One of the most central Independence Day traditions in Finland is for the student unions to march, torches in hand and white caps on head, to Senate Square. where speeches are given and a choir sings patriotic songs. In the dark, chilly winter air, it’s quite a beautiful scene.
My friend Melanie and I were walking towards Senate Square for the festivities and coincided with the student procession. Lo and behold, we spotted our other friend, Erika, marching with members of her orchestra (students–and Erika is a visiting student at the University). Melanie and I played the roles of embarrassing parents, waving to her and taking pictures and being all around too excited.
One of Erika’s orchestra-mates, who was unaware that Erika is American (after all, she speaks Finnish–and in reality, most Finns assume that you have to be Finnish to speak it), rolled her eyes a bit and said something to the effect of, ‘oh, those foreigners, getting so excited. Why do they care?’
I could get a little offended by this (shall I write ULKOMAALAINEN [foreigner] in big letters on my forehead for you?) and write an essay discussing the cultural politics and theory of how one transplanted from another country or culture can–or can’t–embrace and celebrate another’s traditions and celebrations. But I think I’ll leave that for another day.
Instead, I will imagine what it would be like to be in the reverse situation. Imagine me, decked out in my red white and blue finest with tacky patriotic sunglasses, sitting at a barbeque and eating a cheeseburger and star-spangled Jell-O from a paper plate as I watch the balloons, streamers, Cub Scout Troops, Veteran’s bands, and Irish Step Dancers of the Oreland 4th of July Parade pass in front of me (oh, and I’m getting sunburned as this happens. And there’s probably some epic ’80s pop music going on in the background). If there were some random people hanging around, speaking some other language and getting way too excited, I might be a little snarky about it too.

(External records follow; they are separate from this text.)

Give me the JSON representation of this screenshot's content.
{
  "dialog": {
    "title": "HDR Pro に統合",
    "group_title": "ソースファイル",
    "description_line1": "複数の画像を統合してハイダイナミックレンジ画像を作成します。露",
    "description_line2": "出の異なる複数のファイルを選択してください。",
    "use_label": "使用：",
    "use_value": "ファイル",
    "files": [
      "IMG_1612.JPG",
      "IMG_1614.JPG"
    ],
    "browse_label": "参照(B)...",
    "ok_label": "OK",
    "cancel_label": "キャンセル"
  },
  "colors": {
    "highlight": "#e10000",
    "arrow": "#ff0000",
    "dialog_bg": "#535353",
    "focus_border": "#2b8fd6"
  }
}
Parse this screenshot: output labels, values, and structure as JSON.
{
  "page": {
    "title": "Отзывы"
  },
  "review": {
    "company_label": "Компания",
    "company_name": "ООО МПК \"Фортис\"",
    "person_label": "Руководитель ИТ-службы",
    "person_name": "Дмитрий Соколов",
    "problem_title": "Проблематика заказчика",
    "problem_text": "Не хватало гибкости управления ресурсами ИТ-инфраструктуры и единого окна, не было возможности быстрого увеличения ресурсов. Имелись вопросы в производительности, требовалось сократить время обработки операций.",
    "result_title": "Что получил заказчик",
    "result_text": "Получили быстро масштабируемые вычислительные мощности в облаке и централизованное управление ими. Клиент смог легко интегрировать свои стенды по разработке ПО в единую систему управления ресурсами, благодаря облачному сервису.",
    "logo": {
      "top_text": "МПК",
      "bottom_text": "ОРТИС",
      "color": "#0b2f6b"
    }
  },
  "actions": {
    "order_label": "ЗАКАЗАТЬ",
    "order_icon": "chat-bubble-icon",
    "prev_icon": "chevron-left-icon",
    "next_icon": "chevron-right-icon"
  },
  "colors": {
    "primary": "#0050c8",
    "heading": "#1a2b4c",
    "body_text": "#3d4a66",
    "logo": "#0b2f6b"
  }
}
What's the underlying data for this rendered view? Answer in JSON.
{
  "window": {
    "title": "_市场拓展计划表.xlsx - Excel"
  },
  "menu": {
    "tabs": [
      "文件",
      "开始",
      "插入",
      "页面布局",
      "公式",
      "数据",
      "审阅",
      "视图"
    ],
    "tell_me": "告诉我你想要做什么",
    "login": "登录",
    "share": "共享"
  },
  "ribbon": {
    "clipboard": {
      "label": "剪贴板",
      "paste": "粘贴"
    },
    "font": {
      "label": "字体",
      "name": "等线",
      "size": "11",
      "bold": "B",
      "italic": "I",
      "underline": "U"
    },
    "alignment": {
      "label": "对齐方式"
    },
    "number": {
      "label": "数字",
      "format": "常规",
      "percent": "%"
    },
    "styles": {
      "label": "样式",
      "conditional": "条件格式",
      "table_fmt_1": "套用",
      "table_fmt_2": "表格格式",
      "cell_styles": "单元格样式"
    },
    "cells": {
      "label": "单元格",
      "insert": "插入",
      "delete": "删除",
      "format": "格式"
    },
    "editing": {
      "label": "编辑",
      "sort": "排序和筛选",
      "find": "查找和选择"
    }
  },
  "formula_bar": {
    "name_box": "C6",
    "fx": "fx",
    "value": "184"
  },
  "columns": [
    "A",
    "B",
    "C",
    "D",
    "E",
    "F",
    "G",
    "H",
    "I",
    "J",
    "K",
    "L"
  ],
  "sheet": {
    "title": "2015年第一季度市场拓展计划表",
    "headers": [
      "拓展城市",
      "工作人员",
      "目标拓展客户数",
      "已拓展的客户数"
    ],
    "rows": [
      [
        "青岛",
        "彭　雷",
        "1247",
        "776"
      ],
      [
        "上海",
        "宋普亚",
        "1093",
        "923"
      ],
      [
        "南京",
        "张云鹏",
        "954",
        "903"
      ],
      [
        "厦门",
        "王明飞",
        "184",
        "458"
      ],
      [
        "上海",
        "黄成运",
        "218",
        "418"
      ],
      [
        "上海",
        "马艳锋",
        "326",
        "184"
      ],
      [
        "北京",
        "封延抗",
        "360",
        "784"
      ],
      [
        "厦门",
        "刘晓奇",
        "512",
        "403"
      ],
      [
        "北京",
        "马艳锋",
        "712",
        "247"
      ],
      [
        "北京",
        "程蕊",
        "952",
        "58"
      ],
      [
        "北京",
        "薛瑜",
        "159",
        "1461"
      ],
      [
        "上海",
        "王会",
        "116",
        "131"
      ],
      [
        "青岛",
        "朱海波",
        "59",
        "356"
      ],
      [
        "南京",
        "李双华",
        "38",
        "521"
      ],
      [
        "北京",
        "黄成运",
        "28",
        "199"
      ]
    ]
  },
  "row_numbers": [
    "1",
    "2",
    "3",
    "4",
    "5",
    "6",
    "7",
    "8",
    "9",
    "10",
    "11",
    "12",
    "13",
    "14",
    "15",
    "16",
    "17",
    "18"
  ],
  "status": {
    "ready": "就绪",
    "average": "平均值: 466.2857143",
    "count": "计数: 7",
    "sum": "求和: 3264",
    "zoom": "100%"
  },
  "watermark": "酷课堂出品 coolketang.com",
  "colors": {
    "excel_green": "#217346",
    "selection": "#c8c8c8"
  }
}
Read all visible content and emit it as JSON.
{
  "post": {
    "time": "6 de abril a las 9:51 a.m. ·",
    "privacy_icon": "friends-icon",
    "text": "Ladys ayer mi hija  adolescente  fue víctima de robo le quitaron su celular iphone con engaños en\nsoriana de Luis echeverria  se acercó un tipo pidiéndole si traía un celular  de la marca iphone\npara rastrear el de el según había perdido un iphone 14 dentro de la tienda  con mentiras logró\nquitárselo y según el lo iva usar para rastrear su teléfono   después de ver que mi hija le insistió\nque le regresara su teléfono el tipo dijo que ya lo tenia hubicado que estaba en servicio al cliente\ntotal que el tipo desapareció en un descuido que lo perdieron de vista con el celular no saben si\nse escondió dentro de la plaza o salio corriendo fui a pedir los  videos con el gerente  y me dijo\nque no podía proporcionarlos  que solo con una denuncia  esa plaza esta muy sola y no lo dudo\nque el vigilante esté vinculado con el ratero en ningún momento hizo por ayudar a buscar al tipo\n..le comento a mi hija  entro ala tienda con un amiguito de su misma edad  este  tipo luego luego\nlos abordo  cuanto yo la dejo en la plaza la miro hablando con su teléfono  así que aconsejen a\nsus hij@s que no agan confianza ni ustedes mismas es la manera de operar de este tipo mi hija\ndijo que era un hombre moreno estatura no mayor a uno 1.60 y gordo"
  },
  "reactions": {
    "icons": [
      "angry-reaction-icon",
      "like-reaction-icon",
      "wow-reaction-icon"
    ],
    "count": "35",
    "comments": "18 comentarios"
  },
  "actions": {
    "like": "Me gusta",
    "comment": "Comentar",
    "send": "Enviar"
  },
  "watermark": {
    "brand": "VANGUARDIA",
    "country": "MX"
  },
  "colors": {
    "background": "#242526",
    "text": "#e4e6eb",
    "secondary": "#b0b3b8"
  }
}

But then, this imaginary scene is in small-town Pennsylvania, where we don’t get so many ulkomaalaisiin [foreigners, plural], or even people from the next town over, and also a place I’m all-around snarky about to begin with. I reimagine a scene somewhere else I’ve lived–Boston, perhaps–and I don’t see myself reacting the same way. Perhaps it’s because being from the U.S., we are taught that nobody is really “from” the U.S. We’re supposed to love the idea of ulkomaalaisiin coming to our country, being identifying with our dreams and aspirations as a nation. We call ourselves a “nation of immigrants”; we have an ideal that Americans are Americans because they want to be (of course, a past of slavery and the disrespect for Native American nations make this historically questionable, but that doesn’t stop us from mythologizing it).
Finland isn’t like that, though. Finns have been in Finland for thousands of years, and they were ruled by Sweden, then Russia, but they have always been Finns. Finnish language, and Finnish culture, is a big deal—and while things were going well for a while, the Finns wanted to be independent from Russia because its autonomy (read: identity) was starting to be threatened a little too much. When the U.S. was fighting for independence, we didn’t refer to our unique language or national epic Kalevala because we didn’t have them (and Nationalism wasn’t really big yet).
Truth is, I’m a bit of a sucker for the American concept of and idealistically united country. I like the idea that a country is made up of–or at least, was started by–ideas that we share, and yeah, it probably never truly existed and it probably never will, and we’ll fight until the end of time about what will make that “more perfect union” and we’ll be, frankly, broken, but for some reason I’m inspired (if not also seriously confused and sometimes annoyed) by the fact that we can still be a country in spite of it all.
And I’m inspired by Finland too. I love the respect everyone shows for personal space, and I love the appreciation of quiet and the reliability that Finns show. I love the idea of sisu [roughly, ‘guts’–a word used to describe a sense of tough endurance and grace under pressure]. So, American that I am, this is why I care about Finnish Independence Day.
For your viewing pleasure, see below, the opening scene to “The Unknown Soldier,” played every Independence Day on Finnish TV and accompanied by Sibelius’s Finlandia.